    0
    nick1941
    nick1941

    5 days ago on Introduction

    Drives me nuts that so many projects that call for 'tin foil' really use aluminum foil. Aluminum isn't tine.

    0
    MoralC
    MoralC

    Reply 4 days ago

    I couldn't imagine how difficult my life would be if I let something so mundane and meaningless affect me.

    0
    sconnors
    sconnors

    Reply 4 days ago

    You can judge the size of a man's mind by what it takes to make him angry.

    0
    BernadetteO10
    BernadetteO10

    Reply 5 days ago

    Aluminium foil - Wikipediahttps://en.wikipedia.org/wiki/Aluminium_foil
    Foil made from a thin leaf of tin was commercially available before its aluminum counterpart. Tin foil was marketed commercially from the late nineteenth into the early twentieth century. The term "tin foil" survives in the English language as a term for the newer aluminum foil. Tin foil is less malleable than aluminum foil and tends to give a slight tin taste to food wrapped in it. Tin foil has been supplanted by aluminum and other materials for wrapping food.

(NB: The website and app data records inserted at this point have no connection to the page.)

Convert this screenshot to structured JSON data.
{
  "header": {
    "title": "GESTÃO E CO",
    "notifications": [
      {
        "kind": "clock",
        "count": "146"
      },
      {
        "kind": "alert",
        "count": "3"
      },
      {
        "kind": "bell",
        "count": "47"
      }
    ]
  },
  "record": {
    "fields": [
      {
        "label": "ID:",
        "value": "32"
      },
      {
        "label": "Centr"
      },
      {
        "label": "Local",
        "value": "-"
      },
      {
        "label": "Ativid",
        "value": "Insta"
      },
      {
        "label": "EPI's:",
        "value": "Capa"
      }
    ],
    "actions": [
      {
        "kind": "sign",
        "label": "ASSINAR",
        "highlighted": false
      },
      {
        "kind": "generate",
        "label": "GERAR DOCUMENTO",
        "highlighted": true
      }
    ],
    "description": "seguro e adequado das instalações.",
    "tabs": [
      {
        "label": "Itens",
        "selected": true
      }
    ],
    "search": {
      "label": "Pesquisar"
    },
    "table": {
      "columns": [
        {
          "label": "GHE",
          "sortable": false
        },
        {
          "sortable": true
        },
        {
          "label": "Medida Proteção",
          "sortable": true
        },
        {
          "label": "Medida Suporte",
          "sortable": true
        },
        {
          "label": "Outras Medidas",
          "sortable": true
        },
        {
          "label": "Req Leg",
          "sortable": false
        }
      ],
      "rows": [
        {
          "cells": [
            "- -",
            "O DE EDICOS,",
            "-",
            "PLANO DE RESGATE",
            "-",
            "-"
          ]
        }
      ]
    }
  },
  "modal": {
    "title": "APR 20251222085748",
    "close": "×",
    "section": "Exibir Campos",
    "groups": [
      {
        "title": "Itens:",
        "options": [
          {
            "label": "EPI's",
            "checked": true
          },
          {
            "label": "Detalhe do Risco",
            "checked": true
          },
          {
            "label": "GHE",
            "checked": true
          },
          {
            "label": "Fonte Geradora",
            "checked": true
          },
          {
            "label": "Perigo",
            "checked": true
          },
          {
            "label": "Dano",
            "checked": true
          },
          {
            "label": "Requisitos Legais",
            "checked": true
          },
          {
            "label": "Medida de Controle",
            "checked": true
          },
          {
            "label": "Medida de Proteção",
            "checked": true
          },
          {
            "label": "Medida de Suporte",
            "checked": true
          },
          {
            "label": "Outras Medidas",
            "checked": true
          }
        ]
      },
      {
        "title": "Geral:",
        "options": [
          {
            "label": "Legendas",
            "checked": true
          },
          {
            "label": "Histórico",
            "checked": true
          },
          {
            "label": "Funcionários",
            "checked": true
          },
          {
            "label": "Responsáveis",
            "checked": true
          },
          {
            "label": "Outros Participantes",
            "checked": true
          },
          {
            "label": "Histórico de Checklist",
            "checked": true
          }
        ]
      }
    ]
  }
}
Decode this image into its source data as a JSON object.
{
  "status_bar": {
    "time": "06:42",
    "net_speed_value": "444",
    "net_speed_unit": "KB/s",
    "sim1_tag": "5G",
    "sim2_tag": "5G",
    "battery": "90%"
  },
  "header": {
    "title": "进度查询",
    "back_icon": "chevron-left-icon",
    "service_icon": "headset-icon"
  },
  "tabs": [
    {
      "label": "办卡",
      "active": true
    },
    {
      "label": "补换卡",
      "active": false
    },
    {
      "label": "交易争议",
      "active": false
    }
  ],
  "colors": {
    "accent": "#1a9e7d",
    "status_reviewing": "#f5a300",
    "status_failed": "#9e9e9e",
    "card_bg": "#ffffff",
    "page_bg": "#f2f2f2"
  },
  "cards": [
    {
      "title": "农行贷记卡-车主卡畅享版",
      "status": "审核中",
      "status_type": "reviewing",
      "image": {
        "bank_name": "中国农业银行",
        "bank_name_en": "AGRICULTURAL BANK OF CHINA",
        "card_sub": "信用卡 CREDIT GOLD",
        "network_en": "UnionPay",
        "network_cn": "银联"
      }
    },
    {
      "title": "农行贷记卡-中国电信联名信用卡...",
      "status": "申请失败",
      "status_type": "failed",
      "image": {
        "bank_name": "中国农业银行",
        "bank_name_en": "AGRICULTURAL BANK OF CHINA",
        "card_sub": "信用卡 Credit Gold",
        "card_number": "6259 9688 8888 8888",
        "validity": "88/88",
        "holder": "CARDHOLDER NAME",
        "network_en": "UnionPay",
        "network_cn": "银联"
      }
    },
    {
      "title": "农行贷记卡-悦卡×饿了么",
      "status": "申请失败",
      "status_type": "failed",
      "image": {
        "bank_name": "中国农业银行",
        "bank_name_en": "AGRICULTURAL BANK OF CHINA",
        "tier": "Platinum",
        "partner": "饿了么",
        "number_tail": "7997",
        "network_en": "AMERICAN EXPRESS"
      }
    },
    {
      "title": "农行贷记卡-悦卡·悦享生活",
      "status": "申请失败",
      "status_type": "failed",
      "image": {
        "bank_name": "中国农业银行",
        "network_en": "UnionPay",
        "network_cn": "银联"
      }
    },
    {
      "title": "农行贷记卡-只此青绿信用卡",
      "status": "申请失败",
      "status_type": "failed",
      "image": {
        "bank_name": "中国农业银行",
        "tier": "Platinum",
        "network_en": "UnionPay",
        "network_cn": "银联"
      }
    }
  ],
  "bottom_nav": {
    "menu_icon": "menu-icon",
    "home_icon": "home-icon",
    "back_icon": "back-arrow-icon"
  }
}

    It was originally made from tin as Wikipedia states above. Depending on your age your parents and grand parents kept the name of tin foil. As you heard that growing up that is what it is called. Same thing as an ice box. That is what my grandparents and parents called the refrigerator. Wasn't until I was a young adult that I started using the term refrigerator. Lots of old language descriptions are kept for generations. It does not mean that person does not know what they are describing. To criticize how a person speaks is petty.

    0
    rof
    rof

    5 days ago

    Strong agreement with Nick1941. I take it that this is a US weakness that 'tinfoil' is embedded in the psyche despite this being made of aluminium. I very much doubt that tin could be rolled that thin and certainly the cost would be seriously higher than aluminium..

    0
    Tammy Sue 82
    Tammy Sue 82

    13 days ago

    Omgeee, I love this! I never even thought of doing this until now. I’m gonna have to try it! 💕❤️

    0
    That Redhead
    That Redhead

    Reply 10 days ago

    Awe! Day made!❤️

    2
    jessyratfink
    jessyratfink

    14 days ago

    Wow, that looks awesome!

    0
    That Redhead
    That Redhead

    Reply 14 days ago

    Thank you so much!